St. Louis Post-Dispatch Super Bowl XLI Preview

Filed in SportsTags: Colts, Indiana, Indianapolis, NFL

The St. Louis Post-Dispatch previews Super Bowl XLI

In an otherwise decent analysis, I found this little gem [emphasis added]:

On running downs, the Bears like to load the box with an extra defender or two. Their starting point against every opponent is stuffing the run, and making teams one-dimensional. That was the case against the Saints, who ran only 12 times for 56 yards. Colts running backs Joseph Addai and Dominic Rhodes combined for 1,722 rushing yards and 12 TDs during the regular season, but they're not in the class of McAllister and Bush.

Interesting comment, that. Let's compare, shall we?

New Orleans RBs

  • Deuce McCallister: Rushing 244/1057 yds, 4.3 ypc, 10 TD
    (Receiving 30/198 yds, 6.6 ypc, 0 TD)
  • Reggie Bush: Rushing 155/565 yds, 3.6 ypc, 6 TD
    (Receiving 88/742 yds, 8.4 ypc, 2 TD)
  • Total: Rushing 399/1622 yds, 4.1 ypc, 16 TD
    (Receiving 118/940 yds, 8.0 ypc, 2 TD)

Indianapolis RBs (Reg. Season)

  • Joseph Addai: Rushing 226/1081 yds, 4.8 ypc, 7 TD
    (Receiving 40/325 yds, 8.1 ypc, 1 TD)
  • Dominique Rhodes: Rushing 187/641 yds, 3.4 ypc, 5 TD
    (Receiving 36/251 yds, 7.0 ypc, 0 TD)
  • Total: Rushing 413/1722 yds, 4.2 ypc, 12 TD
    (Receiving 76/576 yds, 7.6 ypc, 1 TD)

In the regular season, New Orleans faced rush defenses that averaged #14.5 in the league. Indianapolis faced rush defenses that averaged #18 in the league. Among common opponents (regular season and playoffs) the Saints rushed 217/897 yds (4.1 ypc), while the Colts rushed 176/702 yds (4.0 ypc).

And bear in mind, during the regular season, Rhodes started for the Colts, with Addai seeing mostly second-half action. During the playoffs, Addai has been starting (against some of the league's best defenses in Baltimore and New England), with Rhodes playing long stretches in the second half.

New Orleans RBs (Playoffs: 2 games)

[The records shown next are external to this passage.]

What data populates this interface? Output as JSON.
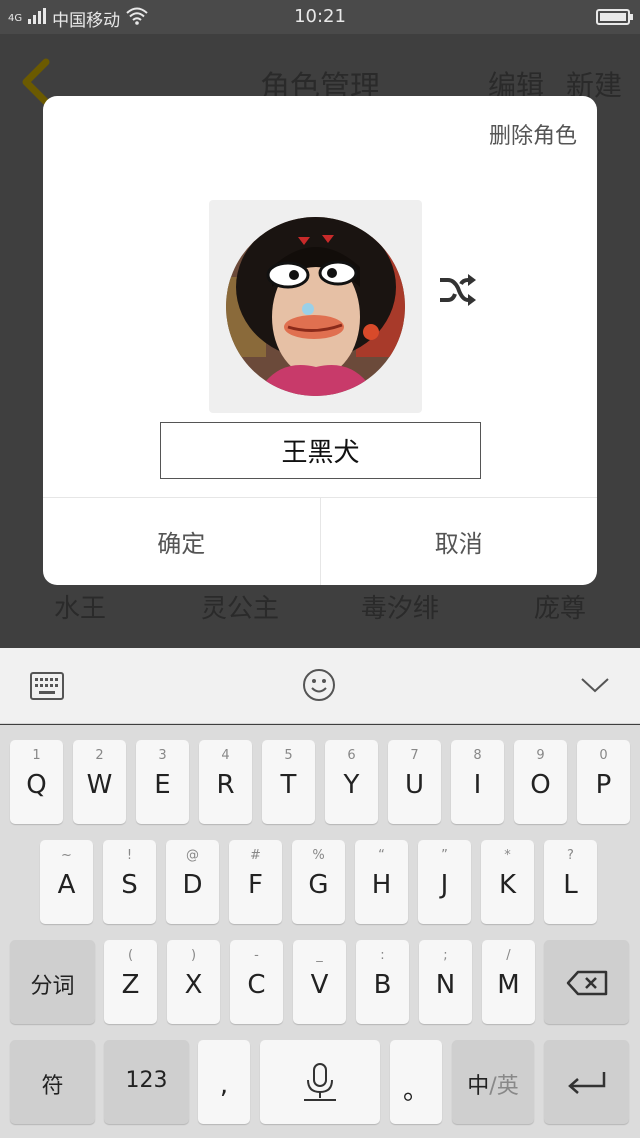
{
  "status_bar": {
    "network": "4G",
    "carrier": "中国移动",
    "time": "10:21"
  },
  "app": {
    "title": "角色管理",
    "actions": [
      "编辑",
      "新建"
    ],
    "names": [
      "水王",
      "灵公主",
      "毒汐绯",
      "庞尊"
    ]
  },
  "dialog": {
    "delete_label": "删除角色",
    "name_value": "王黑犬",
    "confirm_label": "确定",
    "cancel_label": "取消"
  },
  "keyboard": {
    "row1": [
      {
        "hint": "1",
        "key": "Q"
      },
      {
        "hint": "2",
        "key": "W"
      },
      {
        "hint": "3",
        "key": "E"
      },
      {
        "hint": "4",
        "key": "R"
      },
      {
        "hint": "5",
        "key": "T"
      },
      {
        "hint": "6",
        "key": "Y"
      },
      {
        "hint": "7",
        "key": "U"
      },
      {
        "hint": "8",
        "key": "I"
      },
      {
        "hint": "9",
        "key": "O"
      },
      {
        "hint": "0",
        "key": "P"
      }
    ],
    "row2": [
      {
        "hint": "~",
        "key": "A"
      },
      {
        "hint": "!",
        "key": "S"
      },
      {
        "hint": "@",
        "key": "D"
      },
      {
        "hint": "#",
        "key": "F"
      },
      {
        "hint": "%",
        "key": "G"
      },
      {
        "hint": "“",
        "key": "H"
      },
      {
        "hint": "”",
        "key": "J"
      },
      {
        "hint": "*",
        "key": "K"
      },
      {
        "hint": "?",
        "key": "L"
      }
    ],
    "row3": [
      {
        "hint": "(",
        "key": "Z"
      },
      {
        "hint": ")",
        "key": "X"
      },
      {
        "hint": "-",
        "key": "C"
      },
      {
        "hint": "_",
        "key": "V"
      },
      {
        "hint": ":",
        "key": "B"
      },
      {
        "hint": ";",
        "key": "N"
      },
      {
        "hint": "/",
        "key": "M"
      }
    ],
    "segment_label": "分词",
    "symbol_label": "符",
    "number_label": "123",
    "comma_label": ",",
    "period_label": "。",
    "lang_active": "中",
    "lang_sep": "/",
    "lang_inactive": "英"
  }
}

  • Deuce McCallister: Rushing 27/161 yds, 6.0 ypc, 1 TD
    (Receiving 7/47 yds, 6.7 ypc, 0 TD)
  • Reggie Bush: Rushing 16/71 yds, 4.4 ypc, 1 TD
    (Receiving 10/154 yds, 15.4 ypc, 1 TD)
  • Total: Rushing 43/232 yds, 5.9 ypc, 2 TD
    (Receiving 17/201 yds, 11.8 ypc, 1 TD)

Indianapolis RBs (Playoffs: 3 games)

  • Joseph Addai: Rushing 57/217 yds, 3.8 ypc, 2 TD
    (Receiving 12/52 yds, 4.3 ypc, 0 TD)
  • Dominique Rhodes: Rushing 41/193 yds, 4.7 ypc, 0 TD
    (Receiving 6/62 yds, 10.3 ypc, 0 TD)
  • Total: Rushing 98/410 yds, 4.2 ypc, 2 TD
    (Receiving 18/114 yds, 6.3 ypc, 0 TD)

In the playoffs, New Orleans faced rush defenses that averaged #16 (#26, #6) in the league. Indianapolis faced rush defenses that averaged #8 (#18, #2, #5) in the league.

Clearly, Addai/Rhodes are "in the same class" as McCallister/Bush. They had more total yards, more yards per carry, and slightly fewer rushing TDs. The only real statistical difference comes in receiving. Brees favored his RBs as secondary receivers, whereas Manning favors his TEs. (Compare: the Saints' leading TE had 18 receptions and was Brees' #8 receiver; the Colts' leading TEs had 37 and 30 receptions and were Manning's #3/4 receivers, and their third TE had 18 receptions as Manning's #7 receiver. Meanwhile, Bush/McCallister were Brees' #3/6 receivers; Addai/Rhodes were Manning's #5/6 receivers.)

I don't think the Bears will be approaching this game thinking of Addai and Rhodes as "not in the same class" as McCallister and Bush.